Check each line of the entries. Copy the ones that contain the string "kind".

Page and application data records:
_ _ _ _

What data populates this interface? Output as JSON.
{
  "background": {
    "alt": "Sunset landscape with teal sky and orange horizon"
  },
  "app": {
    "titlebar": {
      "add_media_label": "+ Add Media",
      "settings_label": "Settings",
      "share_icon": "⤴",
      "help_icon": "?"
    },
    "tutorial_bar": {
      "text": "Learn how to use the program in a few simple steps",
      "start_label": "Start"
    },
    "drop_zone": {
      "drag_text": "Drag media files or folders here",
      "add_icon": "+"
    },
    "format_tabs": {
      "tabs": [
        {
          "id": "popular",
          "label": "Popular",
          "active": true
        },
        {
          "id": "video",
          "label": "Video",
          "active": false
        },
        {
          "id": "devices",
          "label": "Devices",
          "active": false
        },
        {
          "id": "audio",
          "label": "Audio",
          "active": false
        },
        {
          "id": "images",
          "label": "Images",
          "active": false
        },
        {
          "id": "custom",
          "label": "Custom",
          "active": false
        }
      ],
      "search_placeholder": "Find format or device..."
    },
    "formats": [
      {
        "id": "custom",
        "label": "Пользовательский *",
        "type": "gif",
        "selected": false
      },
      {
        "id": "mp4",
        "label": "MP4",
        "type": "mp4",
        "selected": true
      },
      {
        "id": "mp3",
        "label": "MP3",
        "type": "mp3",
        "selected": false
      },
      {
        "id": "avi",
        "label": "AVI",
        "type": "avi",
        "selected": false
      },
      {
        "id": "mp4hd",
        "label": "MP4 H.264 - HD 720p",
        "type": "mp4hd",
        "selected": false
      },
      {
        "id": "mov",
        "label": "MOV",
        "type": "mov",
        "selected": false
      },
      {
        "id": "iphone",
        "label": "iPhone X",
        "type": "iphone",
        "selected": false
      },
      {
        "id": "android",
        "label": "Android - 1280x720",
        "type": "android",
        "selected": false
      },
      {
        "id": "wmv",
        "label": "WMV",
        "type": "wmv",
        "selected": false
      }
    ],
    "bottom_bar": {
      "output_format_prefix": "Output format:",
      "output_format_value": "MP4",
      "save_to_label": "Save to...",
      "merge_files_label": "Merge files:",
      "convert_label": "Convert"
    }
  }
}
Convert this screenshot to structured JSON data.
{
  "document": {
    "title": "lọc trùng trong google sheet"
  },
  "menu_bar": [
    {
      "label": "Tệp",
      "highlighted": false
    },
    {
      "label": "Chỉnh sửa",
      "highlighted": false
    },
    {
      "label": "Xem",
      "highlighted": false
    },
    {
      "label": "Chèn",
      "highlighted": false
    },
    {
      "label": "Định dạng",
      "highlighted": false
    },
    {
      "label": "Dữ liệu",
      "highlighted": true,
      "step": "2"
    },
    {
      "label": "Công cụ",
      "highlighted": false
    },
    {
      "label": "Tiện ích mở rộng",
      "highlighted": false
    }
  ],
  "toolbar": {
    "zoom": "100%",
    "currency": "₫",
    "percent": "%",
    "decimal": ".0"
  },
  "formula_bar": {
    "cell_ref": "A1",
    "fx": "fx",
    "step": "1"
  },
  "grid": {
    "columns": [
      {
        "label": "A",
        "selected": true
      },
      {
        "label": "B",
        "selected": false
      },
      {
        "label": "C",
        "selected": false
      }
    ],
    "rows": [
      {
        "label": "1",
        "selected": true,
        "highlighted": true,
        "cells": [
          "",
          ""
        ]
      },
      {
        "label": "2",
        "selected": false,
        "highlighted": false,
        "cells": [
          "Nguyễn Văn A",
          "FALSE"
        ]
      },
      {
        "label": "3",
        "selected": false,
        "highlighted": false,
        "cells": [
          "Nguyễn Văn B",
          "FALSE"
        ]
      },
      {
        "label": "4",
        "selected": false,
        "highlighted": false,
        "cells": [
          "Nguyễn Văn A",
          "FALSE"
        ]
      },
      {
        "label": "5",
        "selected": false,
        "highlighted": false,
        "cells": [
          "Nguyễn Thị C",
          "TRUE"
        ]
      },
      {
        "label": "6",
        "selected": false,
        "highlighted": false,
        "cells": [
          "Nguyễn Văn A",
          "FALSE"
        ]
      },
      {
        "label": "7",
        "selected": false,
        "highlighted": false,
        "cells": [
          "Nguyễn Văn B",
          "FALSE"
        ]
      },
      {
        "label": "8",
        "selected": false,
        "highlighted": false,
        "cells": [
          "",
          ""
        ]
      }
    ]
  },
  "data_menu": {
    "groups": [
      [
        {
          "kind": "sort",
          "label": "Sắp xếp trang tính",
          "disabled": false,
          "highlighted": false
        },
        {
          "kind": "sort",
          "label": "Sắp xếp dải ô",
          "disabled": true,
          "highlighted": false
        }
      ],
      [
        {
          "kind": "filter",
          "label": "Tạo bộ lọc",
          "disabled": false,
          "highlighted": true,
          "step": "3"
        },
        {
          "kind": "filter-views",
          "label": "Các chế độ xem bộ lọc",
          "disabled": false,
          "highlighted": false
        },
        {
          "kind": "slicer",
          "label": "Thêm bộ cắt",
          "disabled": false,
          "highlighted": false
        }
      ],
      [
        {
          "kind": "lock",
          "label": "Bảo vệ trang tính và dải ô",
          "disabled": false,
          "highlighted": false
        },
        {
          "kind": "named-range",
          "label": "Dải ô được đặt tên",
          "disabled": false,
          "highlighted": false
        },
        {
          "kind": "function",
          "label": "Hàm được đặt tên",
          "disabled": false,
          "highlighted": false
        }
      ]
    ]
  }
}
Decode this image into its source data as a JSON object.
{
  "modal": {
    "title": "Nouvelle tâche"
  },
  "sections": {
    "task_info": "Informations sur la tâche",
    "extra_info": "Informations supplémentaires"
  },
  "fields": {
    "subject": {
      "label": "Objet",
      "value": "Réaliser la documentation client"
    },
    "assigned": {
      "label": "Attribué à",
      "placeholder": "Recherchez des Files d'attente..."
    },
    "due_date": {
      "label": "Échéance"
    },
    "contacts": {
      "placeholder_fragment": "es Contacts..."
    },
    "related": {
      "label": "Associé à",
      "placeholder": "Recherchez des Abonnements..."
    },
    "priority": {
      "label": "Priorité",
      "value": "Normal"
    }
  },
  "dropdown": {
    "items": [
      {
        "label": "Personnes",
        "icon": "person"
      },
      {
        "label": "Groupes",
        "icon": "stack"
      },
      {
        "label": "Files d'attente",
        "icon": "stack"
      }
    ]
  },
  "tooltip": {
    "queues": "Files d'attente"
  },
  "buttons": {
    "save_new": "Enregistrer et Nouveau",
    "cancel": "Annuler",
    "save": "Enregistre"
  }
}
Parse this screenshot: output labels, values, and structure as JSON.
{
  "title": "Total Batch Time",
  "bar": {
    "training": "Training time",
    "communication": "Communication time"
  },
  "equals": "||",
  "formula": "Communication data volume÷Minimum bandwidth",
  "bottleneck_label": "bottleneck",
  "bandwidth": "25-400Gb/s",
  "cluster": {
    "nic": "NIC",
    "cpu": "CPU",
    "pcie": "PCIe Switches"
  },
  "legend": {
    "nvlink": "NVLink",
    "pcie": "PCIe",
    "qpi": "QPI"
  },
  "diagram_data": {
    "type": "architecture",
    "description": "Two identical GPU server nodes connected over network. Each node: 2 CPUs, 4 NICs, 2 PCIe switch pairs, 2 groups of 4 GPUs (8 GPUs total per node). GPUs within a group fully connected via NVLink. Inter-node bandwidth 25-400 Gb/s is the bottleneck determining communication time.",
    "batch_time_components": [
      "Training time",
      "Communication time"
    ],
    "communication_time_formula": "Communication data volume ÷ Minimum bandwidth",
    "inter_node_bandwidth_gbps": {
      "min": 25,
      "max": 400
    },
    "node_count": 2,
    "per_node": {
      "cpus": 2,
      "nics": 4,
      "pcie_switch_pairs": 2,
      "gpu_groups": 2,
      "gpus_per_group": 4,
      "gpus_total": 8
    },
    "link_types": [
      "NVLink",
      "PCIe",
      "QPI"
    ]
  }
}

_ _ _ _

### TASK OUTPUT
          "kind": "sort",
          "kind": "sort",
          "kind": "filter",
          "kind": "filter-views",
          "kind": "slicer",
          "kind": "lock",
          "kind": "named-range",
          "kind": "function",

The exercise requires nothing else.